* What to produce
Your response should consist of every entry, unchanged.

Interface dataset entries
# # # #

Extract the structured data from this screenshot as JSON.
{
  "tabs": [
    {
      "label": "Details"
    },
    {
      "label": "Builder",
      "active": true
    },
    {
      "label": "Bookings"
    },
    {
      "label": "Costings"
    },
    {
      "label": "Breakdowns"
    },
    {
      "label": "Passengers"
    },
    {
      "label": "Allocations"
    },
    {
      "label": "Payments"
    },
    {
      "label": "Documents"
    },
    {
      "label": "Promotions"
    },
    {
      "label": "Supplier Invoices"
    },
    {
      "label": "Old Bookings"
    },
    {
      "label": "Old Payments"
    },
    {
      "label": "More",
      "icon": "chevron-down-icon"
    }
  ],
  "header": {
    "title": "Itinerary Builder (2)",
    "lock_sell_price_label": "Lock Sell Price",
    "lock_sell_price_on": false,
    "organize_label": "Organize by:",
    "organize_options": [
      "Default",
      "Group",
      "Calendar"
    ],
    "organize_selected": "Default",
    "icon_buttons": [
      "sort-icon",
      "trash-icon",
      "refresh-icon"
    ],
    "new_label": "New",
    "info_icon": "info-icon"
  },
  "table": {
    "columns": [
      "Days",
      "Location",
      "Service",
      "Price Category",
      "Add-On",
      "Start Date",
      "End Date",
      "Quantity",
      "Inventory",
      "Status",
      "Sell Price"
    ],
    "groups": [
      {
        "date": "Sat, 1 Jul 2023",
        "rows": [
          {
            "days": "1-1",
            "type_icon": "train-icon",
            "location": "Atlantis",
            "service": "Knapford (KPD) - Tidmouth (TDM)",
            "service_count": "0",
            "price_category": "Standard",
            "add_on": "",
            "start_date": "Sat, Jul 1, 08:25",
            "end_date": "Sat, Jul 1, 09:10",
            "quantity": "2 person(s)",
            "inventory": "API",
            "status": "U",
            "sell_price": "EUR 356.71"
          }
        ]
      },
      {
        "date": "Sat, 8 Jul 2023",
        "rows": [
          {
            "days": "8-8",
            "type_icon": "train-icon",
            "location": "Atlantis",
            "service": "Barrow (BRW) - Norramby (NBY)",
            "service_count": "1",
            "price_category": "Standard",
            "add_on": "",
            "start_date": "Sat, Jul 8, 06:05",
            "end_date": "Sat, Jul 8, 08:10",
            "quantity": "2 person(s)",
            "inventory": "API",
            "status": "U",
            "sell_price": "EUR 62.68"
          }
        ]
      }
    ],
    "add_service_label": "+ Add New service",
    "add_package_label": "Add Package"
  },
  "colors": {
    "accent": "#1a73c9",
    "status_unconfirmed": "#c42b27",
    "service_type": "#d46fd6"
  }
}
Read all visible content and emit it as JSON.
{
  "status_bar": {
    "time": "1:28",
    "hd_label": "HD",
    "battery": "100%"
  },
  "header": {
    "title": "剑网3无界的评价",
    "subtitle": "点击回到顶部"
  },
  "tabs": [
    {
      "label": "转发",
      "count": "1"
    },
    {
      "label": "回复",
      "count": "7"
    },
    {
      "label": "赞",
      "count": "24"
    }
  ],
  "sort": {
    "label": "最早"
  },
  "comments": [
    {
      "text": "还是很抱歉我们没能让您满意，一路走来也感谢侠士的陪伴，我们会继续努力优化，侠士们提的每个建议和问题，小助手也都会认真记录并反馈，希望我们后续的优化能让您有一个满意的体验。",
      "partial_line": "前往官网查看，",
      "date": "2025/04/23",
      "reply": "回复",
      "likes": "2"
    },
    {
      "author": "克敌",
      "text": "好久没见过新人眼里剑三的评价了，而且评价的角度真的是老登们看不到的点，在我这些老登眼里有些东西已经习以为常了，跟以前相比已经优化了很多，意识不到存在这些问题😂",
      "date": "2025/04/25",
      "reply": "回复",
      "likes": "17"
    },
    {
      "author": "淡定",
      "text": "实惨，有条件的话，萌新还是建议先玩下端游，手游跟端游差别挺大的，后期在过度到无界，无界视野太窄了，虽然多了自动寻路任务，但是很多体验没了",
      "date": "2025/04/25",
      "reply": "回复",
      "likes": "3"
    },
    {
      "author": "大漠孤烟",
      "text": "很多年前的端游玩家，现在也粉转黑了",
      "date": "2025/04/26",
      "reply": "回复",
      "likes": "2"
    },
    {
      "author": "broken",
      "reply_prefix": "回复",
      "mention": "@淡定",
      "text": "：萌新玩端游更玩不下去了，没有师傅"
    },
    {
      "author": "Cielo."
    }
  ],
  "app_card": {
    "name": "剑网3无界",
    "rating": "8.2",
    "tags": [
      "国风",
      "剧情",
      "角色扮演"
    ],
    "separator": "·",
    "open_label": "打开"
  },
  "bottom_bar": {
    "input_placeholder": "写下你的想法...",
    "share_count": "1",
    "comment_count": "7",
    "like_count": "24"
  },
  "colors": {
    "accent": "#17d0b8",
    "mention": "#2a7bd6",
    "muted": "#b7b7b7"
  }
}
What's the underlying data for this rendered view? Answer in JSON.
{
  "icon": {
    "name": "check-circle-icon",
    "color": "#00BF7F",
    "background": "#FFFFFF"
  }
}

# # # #

* Solution to this task
Extract the structured data from this screenshot as JSON.
{
  "tabs": [
    {
      "label": "Details"
    },
    {
      "label": "Builder",
      "active": true
    },
    {
      "label": "Bookings"
    },
    {
      "label": "Costings"
    },
    {
      "label": "Breakdowns"
    },
    {
      "label": "Passengers"
    },
    {
      "label": "Allocations"
    },
    {
      "label": "Payments"
    },
    {
      "label": "Documents"
    },
    {
      "label": "Promotions"
    },
    {
      "label": "Supplier Invoices"
    },
    {
      "label": "Old Bookings"
    },
    {
      "label": "Old Payments"
    },
    {
      "label": "More",
      "icon": "chevron-down-icon"
    }
  ],
  "header": {
    "title": "Itinerary Builder (2)",
    "lock_sell_price_label": "Lock Sell Price",
    "lock_sell_price_on": false,
    "organize_label": "Organize by:",
    "organize_options": [
      "Default",
      "Group",
      "Calendar"
    ],
    "organize_selected": "Default",
    "icon_buttons": [
      "sort-icon",
      "trash-icon",
      "refresh-icon"
    ],
    "new_label": "New",
    "info_icon": "info-icon"
  },
  "table": {
    "columns": [
      "Days",
      "Location",
      "Service",
      "Price Category",
      "Add-On",
      "Start Date",
      "End Date",
      "Quantity",
      "Inventory",
      "Status",
      "Sell Price"
    ],
    "groups": [
      {
        "date": "Sat, 1 Jul 2023",
        "rows": [
          {
            "days": "1-1",
            "type_icon": "train-icon",
            "location": "Atlantis",
            "service": "Knapford (KPD) - Tidmouth (TDM)",
            "service_count": "0",
            "price_category": "Standard",
            "add_on": "",
            "start_date": "Sat, Jul 1, 08:25",
            "end_date": "Sat, Jul 1, 09:10",
            "quantity": "2 person(s)",
            "inventory": "API",
            "status": "U",
            "sell_price": "EUR 356.71"
          }
        ]
      },
      {
        "date": "Sat, 8 Jul 2023",
        "rows": [
          {
            "days": "8-8",
            "type_icon": "train-icon",
            "location": "Atlantis",
            "service": "Barrow (BRW) - Norramby (NBY)",
            "service_count": "1",
            "price_category": "Standard",
            "add_on": "",
            "start_date": "Sat, Jul 8, 06:05",
            "end_date": "Sat, Jul 8, 08:10",
            "quantity": "2 person(s)",
            "inventory": "API",
            "status": "U",
            "sell_price": "EUR 62.68"
          }
        ]
      }
    ],
    "add_service_label": "+ Add New service",
    "add_package_label": "Add Package"
  },
  "colors": {
    "accent": "#1a73c9",
    "status_unconfirmed": "#c42b27",
    "service_type": "#d46fd6"
  }
}
Read all visible content and emit it as JSON.
{
  "status_bar": {
    "time": "1:28",
    "hd_label": "HD",
    "battery": "100%"
  },
  "header": {
    "title": "剑网3无界的评价",
    "subtitle": "点击回到顶部"
  },
  "tabs": [
    {
      "label": "转发",
      "count": "1"
    },
    {
      "label": "回复",
      "count": "7"
    },
    {
      "label": "赞",
      "count": "24"
    }
  ],
  "sort": {
    "label": "最早"
  },
  "comments": [
    {
      "text": "还是很抱歉我们没能让您满意，一路走来也感谢侠士的陪伴，我们会继续努力优化，侠士们提的每个建议和问题，小助手也都会认真记录并反馈，希望我们后续的优化能让您有一个满意的体验。",
      "partial_line": "前往官网查看，",
      "date": "2025/04/23",
      "reply": "回复",
      "likes": "2"
    },
    {
      "author": "克敌",
      "text": "好久没见过新人眼里剑三的评价了，而且评价的角度真的是老登们看不到的点，在我这些老登眼里有些东西已经习以为常了，跟以前相比已经优化了很多，意识不到存在这些问题😂",
      "date": "2025/04/25",
      "reply": "回复",
      "likes": "17"
    },
    {
      "author": "淡定",
      "text": "实惨，有条件的话，萌新还是建议先玩下端游，手游跟端游差别挺大的，后期在过度到无界，无界视野太窄了，虽然多了自动寻路任务，但是很多体验没了",
      "date": "2025/04/25",
      "reply": "回复",
      "likes": "3"
    },
    {
      "author": "大漠孤烟",
      "text": "很多年前的端游玩家，现在也粉转黑了",
      "date": "2025/04/26",
      "reply": "回复",
      "likes": "2"
    },
    {
      "author": "broken",
      "reply_prefix": "回复",
      "mention": "@淡定",
      "text": "：萌新玩端游更玩不下去了，没有师傅"
    },
    {
      "author": "Cielo."
    }
  ],
  "app_card": {
    "name": "剑网3无界",
    "rating": "8.2",
    "tags": [
      "国风",
      "剧情",
      "角色扮演"
    ],
    "separator": "·",
    "open_label": "打开"
  },
  "bottom_bar": {
    "input_placeholder": "写下你的想法...",
    "share_count": "1",
    "comment_count": "7",
    "like_count": "24"
  },
  "colors": {
    "accent": "#17d0b8",
    "mention": "#2a7bd6",
    "muted": "#b7b7b7"
  }
}
What's the underlying data for this rendered view? Answer in JSON.
{
  "icon": {
    "name": "check-circle-icon",
    "color": "#00BF7F",
    "background": "#FFFFFF"
  }
}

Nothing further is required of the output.